The lack of food and water for exponentially longer periods of time has an effect on your health and metabolism. At Mettler and Griego Family Dentistry in Peoria, we know that fasting also has a profound impact on your dental health and tooth remineralization.

Dietary fads such as intermittent fasting encourage periodically longer wait periods before eating or drinking. It is important to know the dental risks and considerations associated with fasting in order to have a healthy and safe experience with it. If your teeth start to hurt during a fast, you should see a dentist right away.

Dental Conditions Caused by Fasting

Halitosis

Saliva production and the foods we eat have a strong effect on our breath. Due to the lack of saliva during fasting periods, bad breath can quickly become an issue. Halitosis, also known as bad breath, can be caused by:

  • Strong smelling foods like garlic
  • Tobacco products
  • Poor dental hygiene
  • Dry mouth
  • Medications
  • Infections in your mouth
  • Other mouth, nose and throat conditions

Jaw Clenching

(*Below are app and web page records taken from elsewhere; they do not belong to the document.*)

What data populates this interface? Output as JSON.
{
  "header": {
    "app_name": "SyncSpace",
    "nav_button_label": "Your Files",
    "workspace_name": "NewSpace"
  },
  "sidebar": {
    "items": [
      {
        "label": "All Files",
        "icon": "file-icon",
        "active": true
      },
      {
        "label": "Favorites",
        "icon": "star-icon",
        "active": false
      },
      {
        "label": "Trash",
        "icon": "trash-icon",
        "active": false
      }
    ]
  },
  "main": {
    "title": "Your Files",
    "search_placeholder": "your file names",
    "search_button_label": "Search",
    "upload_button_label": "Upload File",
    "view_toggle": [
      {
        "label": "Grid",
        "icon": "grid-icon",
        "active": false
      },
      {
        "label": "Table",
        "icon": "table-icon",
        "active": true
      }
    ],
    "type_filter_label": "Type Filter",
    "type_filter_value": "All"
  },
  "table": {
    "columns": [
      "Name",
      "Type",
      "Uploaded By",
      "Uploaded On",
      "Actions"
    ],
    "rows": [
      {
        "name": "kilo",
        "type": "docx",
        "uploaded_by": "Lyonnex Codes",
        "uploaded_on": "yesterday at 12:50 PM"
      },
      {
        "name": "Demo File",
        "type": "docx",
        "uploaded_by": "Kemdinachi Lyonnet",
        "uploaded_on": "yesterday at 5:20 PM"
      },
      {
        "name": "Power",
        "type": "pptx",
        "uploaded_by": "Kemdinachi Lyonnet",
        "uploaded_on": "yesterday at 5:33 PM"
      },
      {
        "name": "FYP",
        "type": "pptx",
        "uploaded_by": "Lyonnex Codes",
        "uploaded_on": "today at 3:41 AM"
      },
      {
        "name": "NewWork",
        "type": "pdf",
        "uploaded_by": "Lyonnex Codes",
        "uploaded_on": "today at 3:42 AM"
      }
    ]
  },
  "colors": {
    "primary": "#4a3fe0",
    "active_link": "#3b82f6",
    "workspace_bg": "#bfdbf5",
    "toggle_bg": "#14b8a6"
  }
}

While fasting, many people find themselves clenching their teeth, which puts pressure on their jaws. Sometimes this is a stress response and at other times it’s an unconscious substitute for chewing. Solutions to this problem include wearing a night guard while you sleep or performing breathing exercises to relax. 

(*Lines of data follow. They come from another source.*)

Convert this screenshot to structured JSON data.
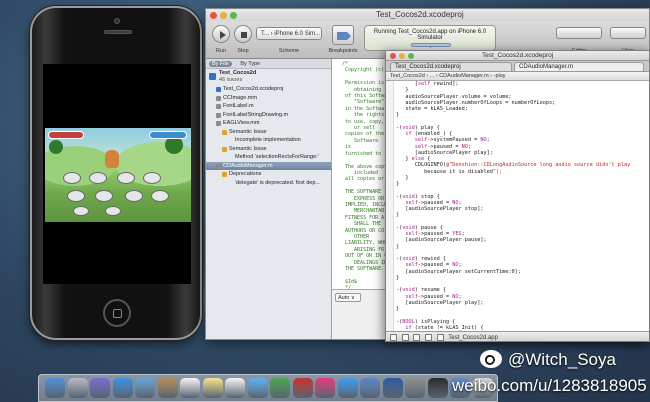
{
  "xcode": {
    "window_title": "Test_Cocos2d.xcodeproj",
    "toolbar": {
      "run_label": "Run",
      "stop_label": "Stop",
      "scheme_value": "T... › iPhone 6.0 Sim...",
      "scheme_label": "Scheme",
      "breakpoints_label": "Breakpoints",
      "status_line1": "Running Test_Cocos2d.app on iPhone 6.0 Simulator",
      "status_line2": "Project",
      "status_count": "46",
      "editor_label": "Editor",
      "view_label": "View"
    },
    "navigator": {
      "filter_chips": [
        "By File",
        "By Type"
      ],
      "project_name": "Test_Cocos2d",
      "issues_count": "46 issues",
      "items": [
        {
          "label": "Test_Cocos2d.xcodeproj",
          "indent": 1,
          "color": "#3b6ec2"
        },
        {
          "label": "CCImage.mm",
          "indent": 1,
          "color": "#8b8b8b"
        },
        {
          "label": "FontLabel.m",
          "indent": 1,
          "color": "#8b8b8b"
        },
        {
          "label": "FontLabelStringDrawing.m",
          "indent": 1,
          "color": "#8b8b8b"
        },
        {
          "label": "EAGLView.mm",
          "indent": 1,
          "color": "#8b8b8b"
        },
        {
          "label": "Semantic Issue",
          "indent": 2,
          "color": "#e3a126"
        },
        {
          "label": "Incomplete implementation",
          "indent": 3,
          "color": ""
        },
        {
          "label": "Semantic Issue",
          "indent": 2,
          "color": "#e3a126"
        },
        {
          "label": "Method 'selectionRectsForRange:'",
          "indent": 3,
          "color": ""
        },
        {
          "label": "CDAudioManager.m",
          "indent": 1,
          "color": "#8b8b8b",
          "selected": true
        },
        {
          "label": "Deprecations",
          "indent": 2,
          "color": "#e3a126"
        },
        {
          "label": "'delegate' is deprecated. first dep...",
          "indent": 3,
          "color": ""
        }
      ]
    },
    "left_editor_lines": [
      "/*",
      " Copyright (c)",
      "",
      " Permission is",
      "    obtaining",
      " of this Softwa",
      "    \"Software\"",
      " in the Softwar",
      "    the rights",
      " to use, copy,",
      "    or sell",
      " copies of the",
      "    Software",
      " is",
      " furnished to",
      "",
      " The above copy",
      "    included",
      " all copies or",
      "",
      " THE SOFTWARE I",
      "    EXPRESS OR",
      " IMPLIED, INCLU",
      "    MERCHANTAB",
      " FITNESS FOR A",
      "    SHALL THE",
      " AUTHORS OR CO",
      "    OTHER",
      " LIABILITY, WHE",
      "    ARISING FR",
      " OUT OF OR IN C",
      "    DEALINGS IN",
      " THE SOFTWARE.",
      "",
      " $Id$",
      " */"
    ],
    "bottom_selector": "Auto ∨"
  },
  "editor2": {
    "window_title": "Test_Cocos2d.xcodeproj",
    "tabs": [
      "Test_Cocos2d.xcodeproj",
      "CDAudioManager.m"
    ],
    "jump_bar": "Test_Cocos2d › ... › CDAudioManager.m › -play",
    "code_lines": [
      "      [self rewind];",
      "   }",
      "   audioSourcePlayer.volume = volume;",
      "   audioSourcePlayer.numberOfLoops = numberOfLoops;",
      "   state = kLAS_Loaded;",
      "}",
      "",
      "-(void) play {",
      "   if (enabled_) {",
      "      self->systemPaused = NO;",
      "      self->paused = NO;",
      "      [audioSourcePlayer play];",
      "   } else {",
      "      CDLOGINFO(@\"Denshion::CDLongAudioSource long audio source didn't play",
      "         because it is disabled\");",
      "   }",
      "}",
      "",
      "-(void) stop {",
      "   self->paused = NO;",
      "   [audioSourcePlayer stop];",
      "}",
      "",
      "-(void) pause {",
      "   self->paused = YES;",
      "   [audioSourcePlayer pause];",
      "}",
      "",
      "-(void) rewind {",
      "   self->paused = NO;",
      "   [audioSourcePlayer setCurrentTime:0];",
      "}",
      "",
      "-(void) resume {",
      "   self->paused = NO;",
      "   [audioSourcePlayer play];",
      "}",
      "",
      "-(BOOL) isPlaying {",
      "   if (state != kLAS_Init) {",
      "      return [audioSourcePlayer isPlaying];",
      "   } else {"
    ],
    "debug_bar": "Test_Cocos2d.app"
  },
  "watermark": {
    "handle": "@Witch_Soya",
    "url": "weibo.com/u/1283818905"
  },
  "dock": {
    "icons": [
      "finder",
      "launchpad",
      "mission-control",
      "safari",
      "mail",
      "contacts",
      "calendar",
      "notes",
      "reminders",
      "messages",
      "facetime",
      "photo-booth",
      "itunes",
      "app-store",
      "xcode",
      "instruments",
      "system-preferences",
      "terminal",
      "preview",
      "simulator"
    ],
    "colors": [
      "#4f8fd6",
      "#b8b8c8",
      "#7a6ad0",
      "#3f8fe0",
      "#6aa3d8",
      "#b58c55",
      "#f3f3f3",
      "#f4e28a",
      "#f2f2f2",
      "#5eb2f0",
      "#4aa54a",
      "#c83030",
      "#e33a7e",
      "#3b9cf2",
      "#5b86c5",
      "#2d5a9e",
      "#8e8e8e",
      "#2a2a2a",
      "#5e88c8",
      "#d8d8d8"
    ]
  }
}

Ramadan Dental Considerations

During Ramadan, Muslims abstain from eating and drinking from sunrise to sunset. Because they might accidentally swallow water during dental procedures and examinations, some devout Muslims may decide to wait until the fasting period has ended before seeking treatment. Many people still brush their teeth and floss but some might choose not to until after sunset, in order to avoid swallowing water. 

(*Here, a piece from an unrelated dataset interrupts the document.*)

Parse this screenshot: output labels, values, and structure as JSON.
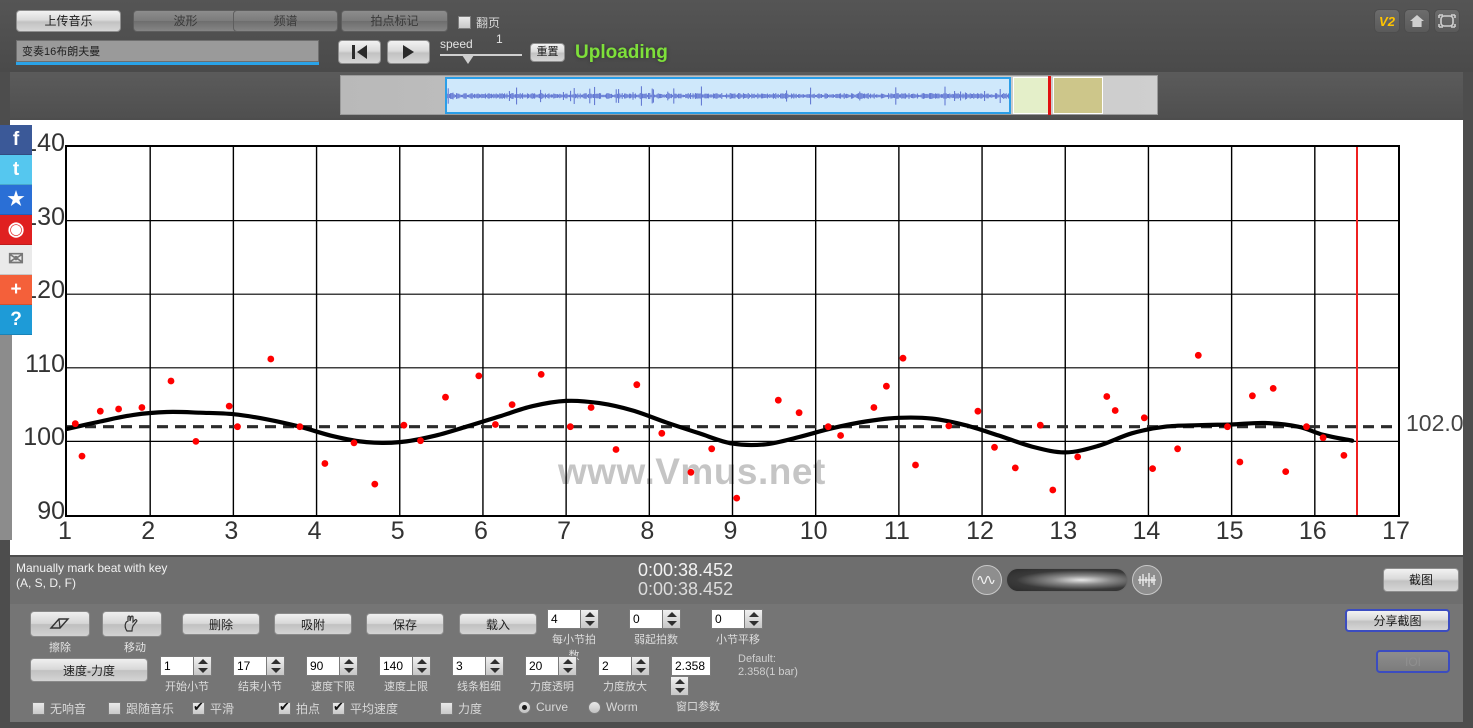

Dental Treatment During a Fast

In order to avoid violating a religious fast, dentists can use preventative measures when performing a procedure or extraction. For example, a high vacuum suction tip can be used to dry the mouth and prevent anything from being swallowed. 

Other measures include:

  • A blood glucose meter can be used to monitor the patient’s blood glucose level before and after treatment and prevent hypoglycemic syncope. 
  • Swallowing of blood will invalidate the fast. Hence, pulpal extirpation can be carried out as an alternative to tooth extraction. 
  • Extractions can be followed by placement of sutures. Sutures will eliminate the need for use of a liquid hemostatic agent that could be accidentally swallowed. 

Dental Care in Peoria, Arizona

The friendly dentists at Mettler and Griego Family Dentistry want to help you maintain good oral health throughout your fast. We specialize in providing the highest level of dental care in a relaxing and stress-free environment. Contact us today to schedule a complimentary consultation with fasting considerations in mind. 

Photo by Pablo Merchán Montes on Unsplash